Activity
Give the number of lines below with "player" in them, leaving out anything else.

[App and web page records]
· · · · · · ·

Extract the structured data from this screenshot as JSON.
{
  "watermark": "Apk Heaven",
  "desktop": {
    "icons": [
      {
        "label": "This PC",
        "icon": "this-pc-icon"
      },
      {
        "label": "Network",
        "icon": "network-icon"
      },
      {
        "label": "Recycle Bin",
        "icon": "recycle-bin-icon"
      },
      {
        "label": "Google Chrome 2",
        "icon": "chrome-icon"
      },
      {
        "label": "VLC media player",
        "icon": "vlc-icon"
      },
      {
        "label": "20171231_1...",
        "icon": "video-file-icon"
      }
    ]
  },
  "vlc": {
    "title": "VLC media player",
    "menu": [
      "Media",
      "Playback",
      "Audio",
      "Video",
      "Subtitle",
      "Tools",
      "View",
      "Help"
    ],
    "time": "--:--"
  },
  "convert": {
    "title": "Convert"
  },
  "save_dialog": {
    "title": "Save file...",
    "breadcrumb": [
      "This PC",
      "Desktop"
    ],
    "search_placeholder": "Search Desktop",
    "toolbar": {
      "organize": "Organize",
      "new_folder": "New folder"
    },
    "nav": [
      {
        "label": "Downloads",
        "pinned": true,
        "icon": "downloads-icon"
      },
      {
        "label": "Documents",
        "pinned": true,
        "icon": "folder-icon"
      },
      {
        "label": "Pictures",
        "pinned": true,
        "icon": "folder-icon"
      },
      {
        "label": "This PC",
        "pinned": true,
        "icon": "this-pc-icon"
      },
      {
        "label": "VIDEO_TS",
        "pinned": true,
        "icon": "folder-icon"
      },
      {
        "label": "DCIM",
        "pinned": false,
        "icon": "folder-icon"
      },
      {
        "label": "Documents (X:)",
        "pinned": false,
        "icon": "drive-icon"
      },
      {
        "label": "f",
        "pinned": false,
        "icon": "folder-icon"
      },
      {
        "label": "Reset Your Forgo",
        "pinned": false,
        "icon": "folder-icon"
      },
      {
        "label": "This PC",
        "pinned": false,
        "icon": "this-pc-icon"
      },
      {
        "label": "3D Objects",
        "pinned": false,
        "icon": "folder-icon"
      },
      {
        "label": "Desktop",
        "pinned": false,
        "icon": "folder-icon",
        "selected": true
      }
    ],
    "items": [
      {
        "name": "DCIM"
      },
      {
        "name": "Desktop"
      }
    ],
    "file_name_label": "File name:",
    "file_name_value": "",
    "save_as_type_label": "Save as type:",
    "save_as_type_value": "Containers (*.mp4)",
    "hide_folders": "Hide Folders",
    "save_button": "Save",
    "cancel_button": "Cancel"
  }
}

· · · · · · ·

Output for this exercise
2